→ RECORDS FOR THE TASK
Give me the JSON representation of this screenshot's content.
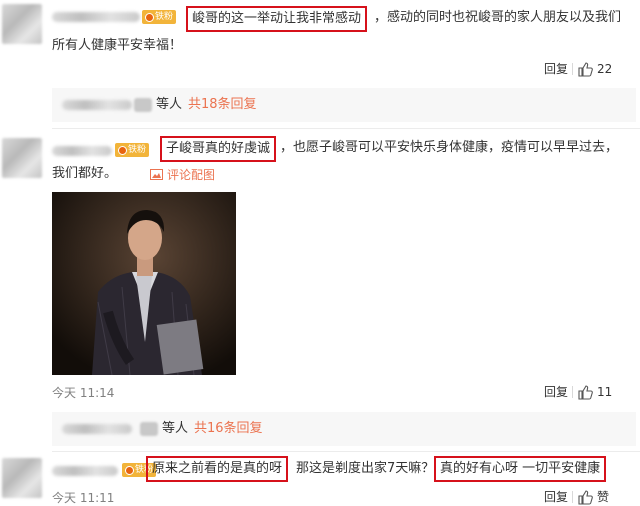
{
  "comments": [
    {
      "badge": "铁粉",
      "text_highlight": "峻哥的这一举动让我非常感动",
      "text_rest_line1": "，感动的同时也祝峻哥的家人朋友以及我们",
      "text_line2": "所有人健康平安幸福！",
      "reply_label": "回复",
      "like_count": "22",
      "sub_summary": {
        "label": "等人",
        "count_text": "共18条回复"
      }
    },
    {
      "badge": "铁粉",
      "text_highlight": "子峻哥真的好虔诚",
      "text_rest_line1": "，也愿子峻哥可以平安快乐身体健康，疫情可以早早过去，",
      "text_line2": "我们都好。",
      "view_image_label": "评论配图",
      "time": "今天 11:14",
      "reply_label": "回复",
      "like_count": "11",
      "sub_summary": {
        "label": "等人",
        "count_text": "共16条回复"
      }
    },
    {
      "badge": "铁粉",
      "text_highlight_1": "原来之前看的是真的呀",
      "text_middle": "那这是剃度出家7天嘛？",
      "text_highlight_2": "真的好有心呀  一切平安健康",
      "time": "今天 11:11",
      "reply_label": "回复",
      "like_count": "赞"
    }
  ],
  "colors": {
    "highlight_border": "#d6111b",
    "link": "#eb7350",
    "badge": "#f2b43a",
    "meta": "#808080"
  },
  "icons": [
    "thumbs-up-icon",
    "image-icon",
    "fan-badge-icon"
  ]
}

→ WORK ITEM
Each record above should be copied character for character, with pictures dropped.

→ TASK RESPONSE
Give me the JSON representation of this screenshot's content.
{
  "comments": [
    {
      "badge": "铁粉",
      "text_highlight": "峻哥的这一举动让我非常感动",
      "text_rest_line1": "，感动的同时也祝峻哥的家人朋友以及我们",
      "text_line2": "所有人健康平安幸福！",
      "reply_label": "回复",
      "like_count": "22",
      "sub_summary": {
        "label": "等人",
        "count_text": "共18条回复"
      }
    },
    {
      "badge": "铁粉",
      "text_highlight": "子峻哥真的好虔诚",
      "text_rest_line1": "，也愿子峻哥可以平安快乐身体健康，疫情可以早早过去，",
      "text_line2": "我们都好。",
      "view_image_label": "评论配图",
      "time": "今天 11:14",
      "reply_label": "回复",
      "like_count": "11",
      "sub_summary": {
        "label": "等人",
        "count_text": "共16条回复"
      }
    },
    {
      "badge": "铁粉",
      "text_highlight_1": "原来之前看的是真的呀",
      "text_middle": "那这是剃度出家7天嘛？",
      "text_highlight_2": "真的好有心呀  一切平安健康",
      "time": "今天 11:11",
      "reply_label": "回复",
      "like_count": "赞"
    }
  ],
  "colors": {
    "highlight_border": "#d6111b",
    "link": "#eb7350",
    "badge": "#f2b43a",
    "meta": "#808080"
  },
  "icons": [
    "thumbs-up-icon",
    "image-icon",
    "fan-badge-icon"
  ]
}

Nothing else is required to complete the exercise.